The Rosewood Bridge has universal appeal and appears in photographs by Friedman, paintings by Klairmont and photographs by Jensen himself by preservationist Miller. This bridge is located in Rosewood Park at the east end of Roger Williams Avenue in Highland Park.

"Jensen realized that the native landscape was quickly disappearing and set out to preserve it," she said. "He was way ahead of his time as a preservationist."

Jensen was a driving force in establishing the Illinois state parks system, the Cook County Forest Preserve District, the Indiana Dunes State Park and the National Lakeshore.

Inspiration to many

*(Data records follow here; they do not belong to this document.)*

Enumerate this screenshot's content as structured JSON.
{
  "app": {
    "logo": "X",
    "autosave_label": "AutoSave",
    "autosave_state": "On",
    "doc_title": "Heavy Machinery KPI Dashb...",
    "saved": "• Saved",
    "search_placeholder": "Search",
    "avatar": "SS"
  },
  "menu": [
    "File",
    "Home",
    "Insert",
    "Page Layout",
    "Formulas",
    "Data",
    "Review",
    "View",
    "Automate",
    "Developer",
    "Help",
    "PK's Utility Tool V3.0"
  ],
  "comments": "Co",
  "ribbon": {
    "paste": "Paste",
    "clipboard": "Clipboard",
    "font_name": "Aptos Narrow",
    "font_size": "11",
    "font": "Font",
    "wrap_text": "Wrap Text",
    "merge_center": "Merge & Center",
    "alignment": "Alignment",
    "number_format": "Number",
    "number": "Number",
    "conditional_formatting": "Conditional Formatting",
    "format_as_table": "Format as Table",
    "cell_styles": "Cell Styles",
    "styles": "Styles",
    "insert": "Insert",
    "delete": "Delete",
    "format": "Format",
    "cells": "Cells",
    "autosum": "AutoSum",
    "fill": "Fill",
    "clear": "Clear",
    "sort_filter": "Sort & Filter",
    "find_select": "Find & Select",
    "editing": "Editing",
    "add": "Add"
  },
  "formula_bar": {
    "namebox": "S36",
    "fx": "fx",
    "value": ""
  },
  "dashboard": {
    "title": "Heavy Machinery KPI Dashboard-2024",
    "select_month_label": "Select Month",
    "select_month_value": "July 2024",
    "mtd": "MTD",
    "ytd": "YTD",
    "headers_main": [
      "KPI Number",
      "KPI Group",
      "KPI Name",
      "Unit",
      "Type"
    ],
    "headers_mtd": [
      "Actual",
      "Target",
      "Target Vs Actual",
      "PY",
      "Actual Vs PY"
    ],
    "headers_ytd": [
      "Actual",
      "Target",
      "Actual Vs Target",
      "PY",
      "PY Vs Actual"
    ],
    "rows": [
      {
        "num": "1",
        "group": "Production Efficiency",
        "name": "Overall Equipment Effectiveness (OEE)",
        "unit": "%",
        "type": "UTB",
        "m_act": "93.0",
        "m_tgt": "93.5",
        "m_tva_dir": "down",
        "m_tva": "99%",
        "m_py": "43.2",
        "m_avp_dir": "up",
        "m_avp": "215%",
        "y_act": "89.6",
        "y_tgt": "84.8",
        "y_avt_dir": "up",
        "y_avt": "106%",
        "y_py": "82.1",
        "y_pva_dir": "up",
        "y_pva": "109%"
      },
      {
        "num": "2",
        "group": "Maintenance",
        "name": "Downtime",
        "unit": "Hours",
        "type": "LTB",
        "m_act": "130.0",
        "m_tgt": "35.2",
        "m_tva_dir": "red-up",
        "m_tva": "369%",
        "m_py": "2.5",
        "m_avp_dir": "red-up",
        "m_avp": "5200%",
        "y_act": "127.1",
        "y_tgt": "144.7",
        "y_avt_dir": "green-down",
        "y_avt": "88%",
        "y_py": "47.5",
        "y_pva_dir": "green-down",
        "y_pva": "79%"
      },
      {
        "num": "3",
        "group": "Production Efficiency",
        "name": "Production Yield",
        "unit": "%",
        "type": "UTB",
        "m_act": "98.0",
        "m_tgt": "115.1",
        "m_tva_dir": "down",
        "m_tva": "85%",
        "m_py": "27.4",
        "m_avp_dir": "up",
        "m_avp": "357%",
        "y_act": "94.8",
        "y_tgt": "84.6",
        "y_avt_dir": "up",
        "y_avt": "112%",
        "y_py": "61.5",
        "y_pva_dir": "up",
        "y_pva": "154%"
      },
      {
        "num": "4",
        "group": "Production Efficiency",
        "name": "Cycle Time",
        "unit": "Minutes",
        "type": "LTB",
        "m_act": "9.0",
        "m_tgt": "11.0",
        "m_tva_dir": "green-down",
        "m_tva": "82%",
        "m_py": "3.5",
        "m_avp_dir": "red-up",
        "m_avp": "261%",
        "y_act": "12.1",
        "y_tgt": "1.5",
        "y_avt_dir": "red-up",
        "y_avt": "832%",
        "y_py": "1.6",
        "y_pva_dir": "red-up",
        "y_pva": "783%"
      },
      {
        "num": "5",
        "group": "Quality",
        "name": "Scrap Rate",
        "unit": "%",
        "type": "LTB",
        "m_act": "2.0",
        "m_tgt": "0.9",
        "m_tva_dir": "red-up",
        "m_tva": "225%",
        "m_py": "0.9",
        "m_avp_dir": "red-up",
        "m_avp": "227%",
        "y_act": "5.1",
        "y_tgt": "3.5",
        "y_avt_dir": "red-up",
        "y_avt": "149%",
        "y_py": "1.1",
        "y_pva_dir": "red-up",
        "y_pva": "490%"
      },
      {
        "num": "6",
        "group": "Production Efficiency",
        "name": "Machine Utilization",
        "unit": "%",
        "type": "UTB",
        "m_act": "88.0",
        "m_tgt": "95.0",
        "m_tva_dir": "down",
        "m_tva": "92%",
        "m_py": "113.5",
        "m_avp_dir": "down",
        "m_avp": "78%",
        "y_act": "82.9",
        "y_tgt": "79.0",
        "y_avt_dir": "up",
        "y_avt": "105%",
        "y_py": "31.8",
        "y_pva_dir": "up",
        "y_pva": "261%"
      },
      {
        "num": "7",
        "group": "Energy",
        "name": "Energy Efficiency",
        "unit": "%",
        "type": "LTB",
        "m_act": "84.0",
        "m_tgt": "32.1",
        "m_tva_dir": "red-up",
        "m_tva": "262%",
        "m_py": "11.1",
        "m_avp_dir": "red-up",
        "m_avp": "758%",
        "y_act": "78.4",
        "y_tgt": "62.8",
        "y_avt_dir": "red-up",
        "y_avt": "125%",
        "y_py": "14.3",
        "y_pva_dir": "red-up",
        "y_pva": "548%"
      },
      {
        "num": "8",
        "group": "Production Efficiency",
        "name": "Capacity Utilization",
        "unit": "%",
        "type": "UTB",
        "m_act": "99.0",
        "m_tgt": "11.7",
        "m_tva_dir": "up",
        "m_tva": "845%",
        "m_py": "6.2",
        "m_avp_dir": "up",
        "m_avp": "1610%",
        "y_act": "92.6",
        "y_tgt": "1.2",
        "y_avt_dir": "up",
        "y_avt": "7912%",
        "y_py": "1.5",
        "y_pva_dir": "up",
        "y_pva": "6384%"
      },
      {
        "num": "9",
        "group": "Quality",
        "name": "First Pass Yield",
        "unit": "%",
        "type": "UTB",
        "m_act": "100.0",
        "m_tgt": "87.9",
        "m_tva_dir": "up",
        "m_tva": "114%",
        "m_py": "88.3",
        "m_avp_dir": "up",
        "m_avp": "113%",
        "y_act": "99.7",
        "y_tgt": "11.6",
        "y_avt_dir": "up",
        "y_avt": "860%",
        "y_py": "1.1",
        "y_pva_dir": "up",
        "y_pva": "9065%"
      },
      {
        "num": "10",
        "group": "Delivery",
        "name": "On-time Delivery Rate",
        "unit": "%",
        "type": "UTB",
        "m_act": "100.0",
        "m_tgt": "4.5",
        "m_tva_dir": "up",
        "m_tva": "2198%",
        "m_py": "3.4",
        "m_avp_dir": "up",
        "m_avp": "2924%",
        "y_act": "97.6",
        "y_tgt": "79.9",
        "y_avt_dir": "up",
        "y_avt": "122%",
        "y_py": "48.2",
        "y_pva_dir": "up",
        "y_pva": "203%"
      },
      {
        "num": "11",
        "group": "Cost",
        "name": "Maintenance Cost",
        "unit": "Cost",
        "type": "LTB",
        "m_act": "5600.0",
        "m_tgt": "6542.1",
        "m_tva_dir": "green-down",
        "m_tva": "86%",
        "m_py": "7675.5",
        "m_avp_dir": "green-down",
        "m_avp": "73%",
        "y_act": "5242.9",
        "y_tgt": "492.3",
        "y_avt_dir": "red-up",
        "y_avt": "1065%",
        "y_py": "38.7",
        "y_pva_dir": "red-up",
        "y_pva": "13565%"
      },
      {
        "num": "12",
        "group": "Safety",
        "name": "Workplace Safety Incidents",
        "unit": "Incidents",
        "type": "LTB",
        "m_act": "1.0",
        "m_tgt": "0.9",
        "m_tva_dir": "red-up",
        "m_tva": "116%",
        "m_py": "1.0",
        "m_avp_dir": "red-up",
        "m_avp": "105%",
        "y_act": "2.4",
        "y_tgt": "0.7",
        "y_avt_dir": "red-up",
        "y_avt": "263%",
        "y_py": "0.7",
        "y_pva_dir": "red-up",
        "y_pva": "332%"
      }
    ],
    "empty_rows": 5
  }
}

Artist Klairmont's art is inspired by Jensen's work and words. Quoting from a Jensen book, "Siftings," she acknowledged his words expressed her perspective so well that she quoted him:

"Arts must be a guide, a leader in the evolution of mankind towards a higher spiritual goal, none of the arts is more able to do this than that of the garden. It is a living expression of peace and happiness and therefore a great influence in the forming of a people."

Jensen determined that if people could not get to nature, he would bring it to them, she said.

Jensen, a Danish immigrant and landscape architect, set out to preserve the native landscape on the North Shore during the early 20th century. North Shore residents from Lake Forest, Highland Park and Ravinia commissioned Jensen to create his American Garden on their private estates.

Further reading:
Julia S. Bachrach. The City in a Garden: A Photographic History of Chicago Parks. University of Chicago Press, 2001.
Charles A. Birnbaum. Pioneers of American Landscape Architecture. McGraw-Hill, 2000.
Leonard K. Eaton. Landscape Artist in America: The Life and Work of Jens Jensen. University of Chicago Press, 1964.
Robert E. Grese. Jens Jensen: Maker of Natural Parks and Gardens. The Johns Hopkins University Press, 1992.
Wilhelm Miller, Introduction by Chrisopher Vernon. The Prairie Spirit of Landscape Gardening. University of Massachusetts Press, 2002.

Founded in 1991, Anatomically Correct is a not-for-profit organization dedicated to showcasing works by artists in alternative spaces in a combined effort to educate, diversify, and promote community awareness of the visual and performing arts.   

All artwork available for purchase.

For more information, please contact:

Anatomically Correct